Jacklyn Davies, who leads the investigative and forensic services group at MNP LLP, said any business with cash operations, for example, should have duplicate sign-off policies so that no single person is in charge.

But even when a business does have proper policies in place, they only work if everyone in the organization follows them.

Lloyd admits his company would probably have identified red flags earlier if it had followed its own policies, which included requiring salespeople to file all their paperwork weekly – something that was sometimes overlooked.

"We didn't stick to our own rules," he said, adding the company has since tightened its procedures.

Internal fraud is sometimes committed by an otherwise trustworthy employee who may develop an addiction. But career criminals can also find their way into businesses that don't do a thorough background check.

"Do your due diligence in your hiring process," Davies said.

Equally, she said, non-employees, like outside suppliers, also need to be properly checked out.

"How do you know that that supplier is actually legitimate, given that you can make up invoices now on any accounting program and put anybody's logo on it?"

Joe Fidilio, vice-president at AIG Canada, said business owners and managers should not be afraid to ask questions when they're signing off on purchases and payments.

"I'm big into asking questions, looking for red flags, having that open corporate culture where you can ask questions, where it isn't a personal attack to say, "What's this cheque for?"

He cited an example of a small company that put too much trust in a "fantastic" accountant who never took holidays.
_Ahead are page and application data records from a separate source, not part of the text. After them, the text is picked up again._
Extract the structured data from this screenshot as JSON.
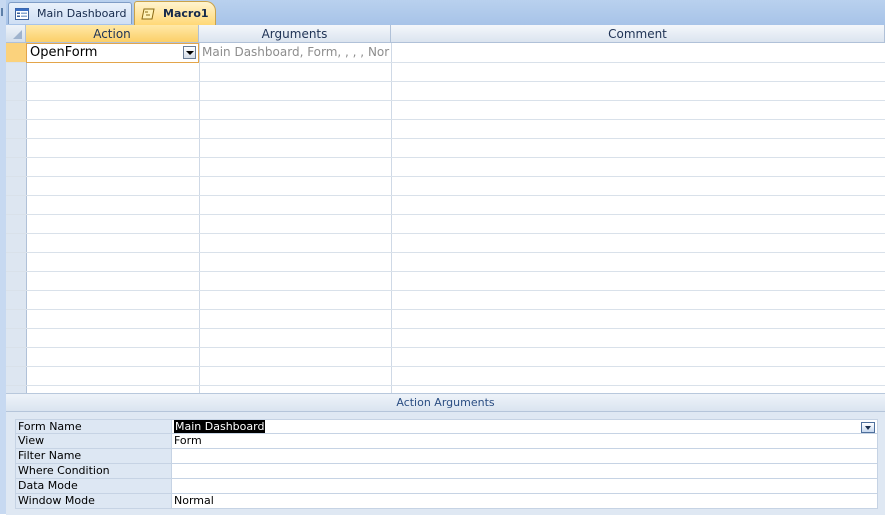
{
  "tabs": [
    {
      "label": "Main Dashboard",
      "icon": "form-icon",
      "active": false
    },
    {
      "label": "Macro1",
      "icon": "macro-icon",
      "active": true
    }
  ],
  "grid": {
    "headers": {
      "action": "Action",
      "arguments": "Arguments",
      "comment": "Comment"
    },
    "rows": [
      {
        "action": "OpenForm",
        "arguments": "Main Dashboard, Form, , , , Normal",
        "comment": ""
      }
    ]
  },
  "action_arguments": {
    "title": "Action Arguments",
    "properties": [
      {
        "label": "Form Name",
        "value": "Main Dashboard"
      },
      {
        "label": "View",
        "value": "Form"
      },
      {
        "label": "Filter Name",
        "value": ""
      },
      {
        "label": "Where Condition",
        "value": ""
      },
      {
        "label": "Data Mode",
        "value": ""
      },
      {
        "label": "Window Mode",
        "value": "Normal"
      }
    ]
  },
  "colors": {
    "accent_active_tab": "#ffd876",
    "header_action": "#fbcf68",
    "pane_background": "#dfe8f3"
  }
}
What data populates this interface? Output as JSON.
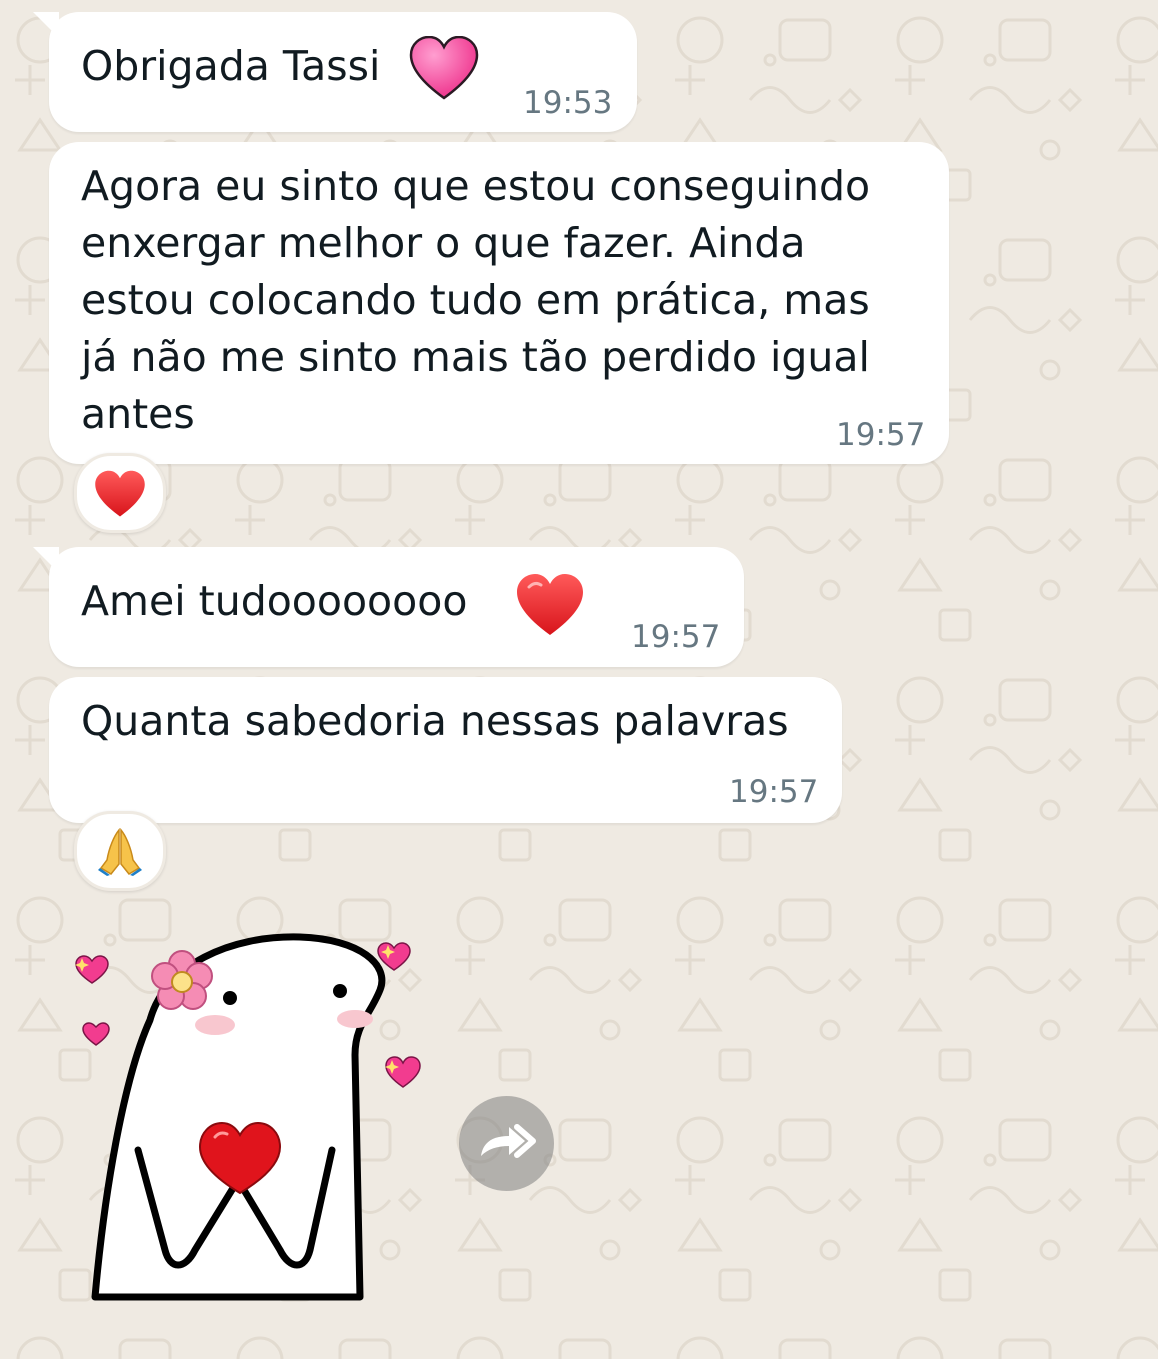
{
  "messages": [
    {
      "text": "Obrigada Tassi",
      "time": "19:53",
      "emoji": "pink-heart"
    },
    {
      "text": "Agora eu sinto que estou conseguindo\nenxergar melhor o que fazer. Ainda\nestou colocando tudo em prática, mas\njá não me sinto mais tão perdido igual\nantes",
      "time": "19:57",
      "reaction": "red-heart"
    },
    {
      "text": "Amei tudoooooooo",
      "time": "19:57",
      "emoji": "red-heart"
    },
    {
      "text": "Quanta sabedoria nessas palavras",
      "time": "19:57",
      "reaction": "folded-hands"
    }
  ],
  "sticker": {
    "name": "flork-with-heart-sticker"
  },
  "forward_button": {
    "icon": "forward-icon"
  },
  "colors": {
    "background": "#efeae2",
    "bubble": "#ffffff",
    "text": "#111b21",
    "timestamp": "#667781"
  }
}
Had the company been forced to replace her with a temporary accountant when she did take a holiday, it might have discovered that she had been cooking the books.

To avoid compounding the loss from fraud with a wrongful dismissal suit, businesses that suspect an employee of having committed fraud need to ensure they gather evidence in a dispassionate and professional way before they make allegations or fire the employee.

They should also contact their lawyer and insurance company immediately and bring in their accountant and banker before taking any steps.

"Take those steps, ensure that you're protected legally," Davies said, "because – a wrongful dismissal suit could cost you more than the fraud itself."

 

fraud prevention team

From left to right: Paul Harris, president, Business in Vancouver; Jacklyn Davies, partner, MNP LLP; Sean Boyle, partner, Blake, Cassels & Graydon LLP; and Joe Fidilio, vice-president, financial lines claims, AIG Canada, at a Business Excellence Series breakfast and panel discussion on corporate fraud, sponsored by Business in Vancouver and held March 25 at the Pan Pacific Vancouver Hotel. | Chung Chow